• Directions:
For the data below, report the number of lines that contain the string "testimonials" and nothing else.

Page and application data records
**********

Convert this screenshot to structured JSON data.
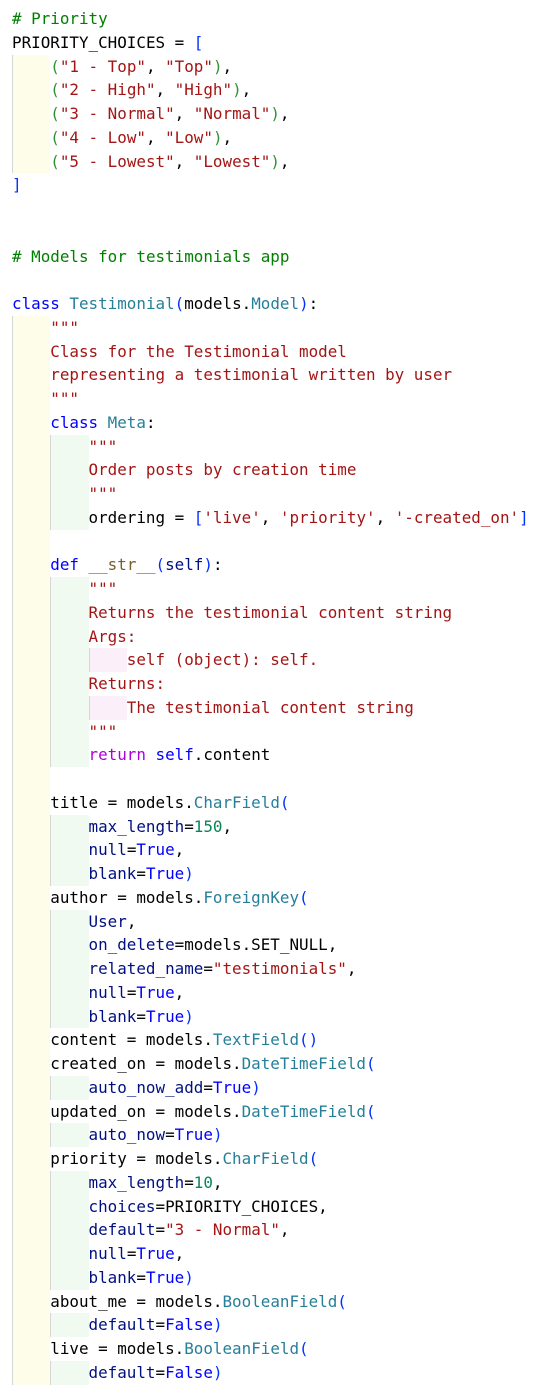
{
  "colors": {
    "comment": "#008000",
    "keyword": "#0000ff",
    "class_name": "#267f99",
    "string": "#a31515",
    "number": "#098658",
    "parameter": "#001080",
    "control": "#af00db",
    "function": "#795e26",
    "bracket_1": "#0431fa",
    "bracket_2": "#319331"
  },
  "lines": [
    {
      "indent": 0,
      "tokens": [
        [
          "c",
          "# Priority"
        ]
      ]
    },
    {
      "indent": 0,
      "tokens": [
        [
          "t",
          "PRIORITY_CHOICES = "
        ],
        [
          "b1",
          "["
        ]
      ]
    },
    {
      "indent": 1,
      "tokens": [
        [
          "b2",
          "("
        ],
        [
          "s",
          "\"1 - Top\""
        ],
        [
          "t",
          ", "
        ],
        [
          "s",
          "\"Top\""
        ],
        [
          "b2",
          ")"
        ],
        [
          "t",
          ","
        ]
      ]
    },
    {
      "indent": 1,
      "tokens": [
        [
          "b2",
          "("
        ],
        [
          "s",
          "\"2 - High\""
        ],
        [
          "t",
          ", "
        ],
        [
          "s",
          "\"High\""
        ],
        [
          "b2",
          ")"
        ],
        [
          "t",
          ","
        ]
      ]
    },
    {
      "indent": 1,
      "tokens": [
        [
          "b2",
          "("
        ],
        [
          "s",
          "\"3 - Normal\""
        ],
        [
          "t",
          ", "
        ],
        [
          "s",
          "\"Normal\""
        ],
        [
          "b2",
          ")"
        ],
        [
          "t",
          ","
        ]
      ]
    },
    {
      "indent": 1,
      "tokens": [
        [
          "b2",
          "("
        ],
        [
          "s",
          "\"4 - Low\""
        ],
        [
          "t",
          ", "
        ],
        [
          "s",
          "\"Low\""
        ],
        [
          "b2",
          ")"
        ],
        [
          "t",
          ","
        ]
      ]
    },
    {
      "indent": 1,
      "tokens": [
        [
          "b2",
          "("
        ],
        [
          "s",
          "\"5 - Lowest\""
        ],
        [
          "t",
          ", "
        ],
        [
          "s",
          "\"Lowest\""
        ],
        [
          "b2",
          ")"
        ],
        [
          "t",
          ","
        ]
      ]
    },
    {
      "indent": 0,
      "tokens": [
        [
          "b1",
          "]"
        ]
      ]
    },
    {
      "indent": 0,
      "tokens": []
    },
    {
      "indent": 0,
      "tokens": []
    },
    {
      "indent": 0,
      "tokens": [
        [
          "c",
          "# Models for testimonials app"
        ]
      ]
    },
    {
      "indent": 0,
      "tokens": []
    },
    {
      "indent": 0,
      "tokens": [
        [
          "k",
          "class "
        ],
        [
          "cn",
          "Testimonial"
        ],
        [
          "b1",
          "("
        ],
        [
          "t",
          "models."
        ],
        [
          "cn",
          "Model"
        ],
        [
          "b1",
          ")"
        ],
        [
          "t",
          ":"
        ]
      ]
    },
    {
      "indent": 1,
      "tokens": [
        [
          "s",
          "\"\"\""
        ]
      ]
    },
    {
      "indent": 1,
      "tokens": [
        [
          "s",
          "Class for the Testimonial model"
        ]
      ]
    },
    {
      "indent": 1,
      "tokens": [
        [
          "s",
          "representing a testimonial written by user"
        ]
      ]
    },
    {
      "indent": 1,
      "tokens": [
        [
          "s",
          "\"\"\""
        ]
      ]
    },
    {
      "indent": 1,
      "tokens": [
        [
          "k",
          "class "
        ],
        [
          "cn",
          "Meta"
        ],
        [
          "t",
          ":"
        ]
      ]
    },
    {
      "indent": 2,
      "tokens": [
        [
          "s",
          "\"\"\""
        ]
      ]
    },
    {
      "indent": 2,
      "tokens": [
        [
          "s",
          "Order posts by creation time"
        ]
      ]
    },
    {
      "indent": 2,
      "tokens": [
        [
          "s",
          "\"\"\""
        ]
      ]
    },
    {
      "indent": 2,
      "tokens": [
        [
          "t",
          "ordering = "
        ],
        [
          "b1",
          "["
        ],
        [
          "s",
          "'live'"
        ],
        [
          "t",
          ", "
        ],
        [
          "s",
          "'priority'"
        ],
        [
          "t",
          ", "
        ],
        [
          "s",
          "'-created_on'"
        ],
        [
          "b1",
          "]"
        ]
      ]
    },
    {
      "indent": 1,
      "tokens": []
    },
    {
      "indent": 1,
      "tokens": [
        [
          "k",
          "def "
        ],
        [
          "f",
          "__str__"
        ],
        [
          "b1",
          "("
        ],
        [
          "p",
          "self"
        ],
        [
          "b1",
          ")"
        ],
        [
          "t",
          ":"
        ]
      ]
    },
    {
      "indent": 2,
      "tokens": [
        [
          "s",
          "\"\"\""
        ]
      ]
    },
    {
      "indent": 2,
      "tokens": [
        [
          "s",
          "Returns the testimonial content string"
        ]
      ]
    },
    {
      "indent": 2,
      "tokens": [
        [
          "s",
          "Args:"
        ]
      ]
    },
    {
      "indent": 3,
      "tokens": [
        [
          "s",
          "self (object): self."
        ]
      ]
    },
    {
      "indent": 2,
      "tokens": [
        [
          "s",
          "Returns:"
        ]
      ]
    },
    {
      "indent": 3,
      "tokens": [
        [
          "s",
          "The testimonial content string"
        ]
      ]
    },
    {
      "indent": 2,
      "tokens": [
        [
          "s",
          "\"\"\""
        ]
      ]
    },
    {
      "indent": 2,
      "tokens": [
        [
          "r",
          "return "
        ],
        [
          "k",
          "self"
        ],
        [
          "t",
          ".content"
        ]
      ]
    },
    {
      "indent": 1,
      "tokens": []
    },
    {
      "indent": 1,
      "tokens": [
        [
          "t",
          "title = models."
        ],
        [
          "cn",
          "CharField"
        ],
        [
          "b1",
          "("
        ]
      ]
    },
    {
      "indent": 2,
      "tokens": [
        [
          "p",
          "max_length"
        ],
        [
          "t",
          "="
        ],
        [
          "n",
          "150"
        ],
        [
          "t",
          ","
        ]
      ]
    },
    {
      "indent": 2,
      "tokens": [
        [
          "p",
          "null"
        ],
        [
          "t",
          "="
        ],
        [
          "k",
          "True"
        ],
        [
          "t",
          ","
        ]
      ]
    },
    {
      "indent": 2,
      "tokens": [
        [
          "p",
          "blank"
        ],
        [
          "t",
          "="
        ],
        [
          "k",
          "True"
        ],
        [
          "b1",
          ")"
        ]
      ]
    },
    {
      "indent": 1,
      "tokens": [
        [
          "t",
          "author = models."
        ],
        [
          "cn",
          "ForeignKey"
        ],
        [
          "b1",
          "("
        ]
      ]
    },
    {
      "indent": 2,
      "tokens": [
        [
          "p",
          "User"
        ],
        [
          "t",
          ","
        ]
      ]
    },
    {
      "indent": 2,
      "tokens": [
        [
          "p",
          "on_delete"
        ],
        [
          "t",
          "=models.SET_NULL,"
        ]
      ]
    },
    {
      "indent": 2,
      "tokens": [
        [
          "p",
          "related_name"
        ],
        [
          "t",
          "="
        ],
        [
          "s",
          "\"testimonials\""
        ],
        [
          "t",
          ","
        ]
      ]
    },
    {
      "indent": 2,
      "tokens": [
        [
          "p",
          "null"
        ],
        [
          "t",
          "="
        ],
        [
          "k",
          "True"
        ],
        [
          "t",
          ","
        ]
      ]
    },
    {
      "indent": 2,
      "tokens": [
        [
          "p",
          "blank"
        ],
        [
          "t",
          "="
        ],
        [
          "k",
          "True"
        ],
        [
          "b1",
          ")"
        ]
      ]
    },
    {
      "indent": 1,
      "tokens": [
        [
          "t",
          "content = models."
        ],
        [
          "cn",
          "TextField"
        ],
        [
          "b1",
          "()"
        ]
      ]
    },
    {
      "indent": 1,
      "tokens": [
        [
          "t",
          "created_on = models."
        ],
        [
          "cn",
          "DateTimeField"
        ],
        [
          "b1",
          "("
        ]
      ]
    },
    {
      "indent": 2,
      "tokens": [
        [
          "p",
          "auto_now_add"
        ],
        [
          "t",
          "="
        ],
        [
          "k",
          "True"
        ],
        [
          "b1",
          ")"
        ]
      ]
    },
    {
      "indent": 1,
      "tokens": [
        [
          "t",
          "updated_on = models."
        ],
        [
          "cn",
          "DateTimeField"
        ],
        [
          "b1",
          "("
        ]
      ]
    },
    {
      "indent": 2,
      "tokens": [
        [
          "p",
          "auto_now"
        ],
        [
          "t",
          "="
        ],
        [
          "k",
          "True"
        ],
        [
          "b1",
          ")"
        ]
      ]
    },
    {
      "indent": 1,
      "tokens": [
        [
          "t",
          "priority = models."
        ],
        [
          "cn",
          "CharField"
        ],
        [
          "b1",
          "("
        ]
      ]
    },
    {
      "indent": 2,
      "tokens": [
        [
          "p",
          "max_length"
        ],
        [
          "t",
          "="
        ],
        [
          "n",
          "10"
        ],
        [
          "t",
          ","
        ]
      ]
    },
    {
      "indent": 2,
      "tokens": [
        [
          "p",
          "choices"
        ],
        [
          "t",
          "=PRIORITY_CHOICES,"
        ]
      ]
    },
    {
      "indent": 2,
      "tokens": [
        [
          "p",
          "default"
        ],
        [
          "t",
          "="
        ],
        [
          "s",
          "\"3 - Normal\""
        ],
        [
          "t",
          ","
        ]
      ]
    },
    {
      "indent": 2,
      "tokens": [
        [
          "p",
          "null"
        ],
        [
          "t",
          "="
        ],
        [
          "k",
          "True"
        ],
        [
          "t",
          ","
        ]
      ]
    },
    {
      "indent": 2,
      "tokens": [
        [
          "p",
          "blank"
        ],
        [
          "t",
          "="
        ],
        [
          "k",
          "True"
        ],
        [
          "b1",
          ")"
        ]
      ]
    },
    {
      "indent": 1,
      "tokens": [
        [
          "t",
          "about_me = models."
        ],
        [
          "cn",
          "BooleanField"
        ],
        [
          "b1",
          "("
        ]
      ]
    },
    {
      "indent": 2,
      "tokens": [
        [
          "p",
          "default"
        ],
        [
          "t",
          "="
        ],
        [
          "k",
          "False"
        ],
        [
          "b1",
          ")"
        ]
      ]
    },
    {
      "indent": 1,
      "tokens": [
        [
          "t",
          "live = models."
        ],
        [
          "cn",
          "BooleanField"
        ],
        [
          "b1",
          "("
        ]
      ]
    },
    {
      "indent": 2,
      "tokens": [
        [
          "p",
          "default"
        ],
        [
          "t",
          "="
        ],
        [
          "k",
          "False"
        ],
        [
          "b1",
          ")"
        ]
      ]
    }
  ]
}
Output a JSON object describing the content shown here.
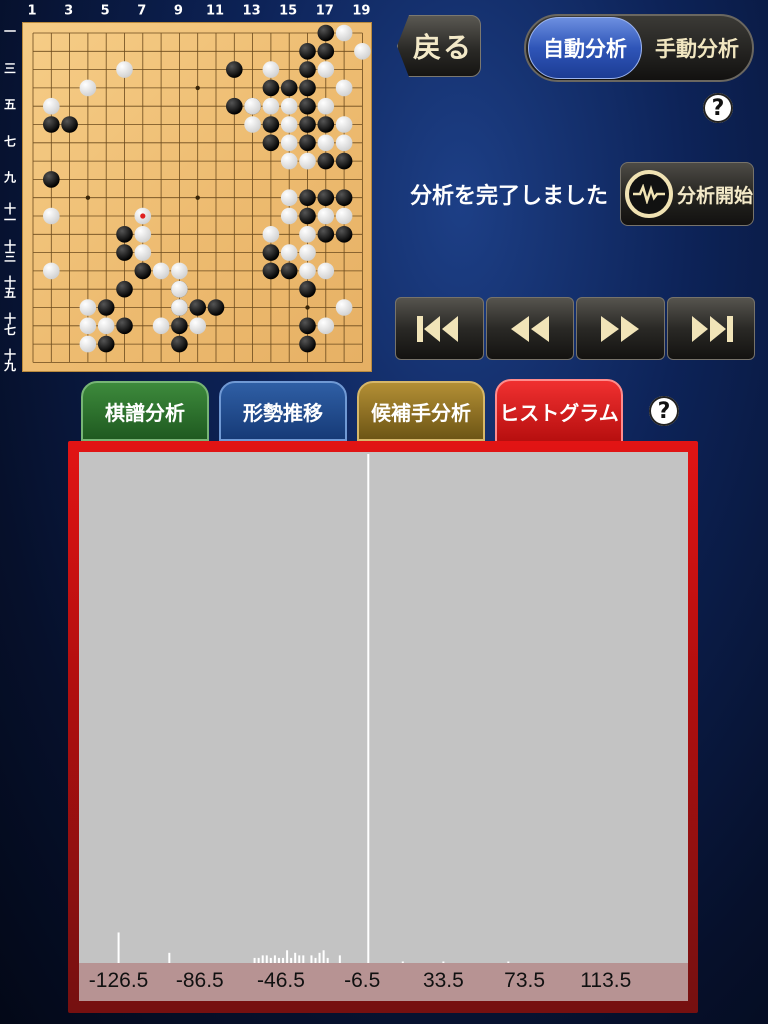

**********

• Output of the exercise:
2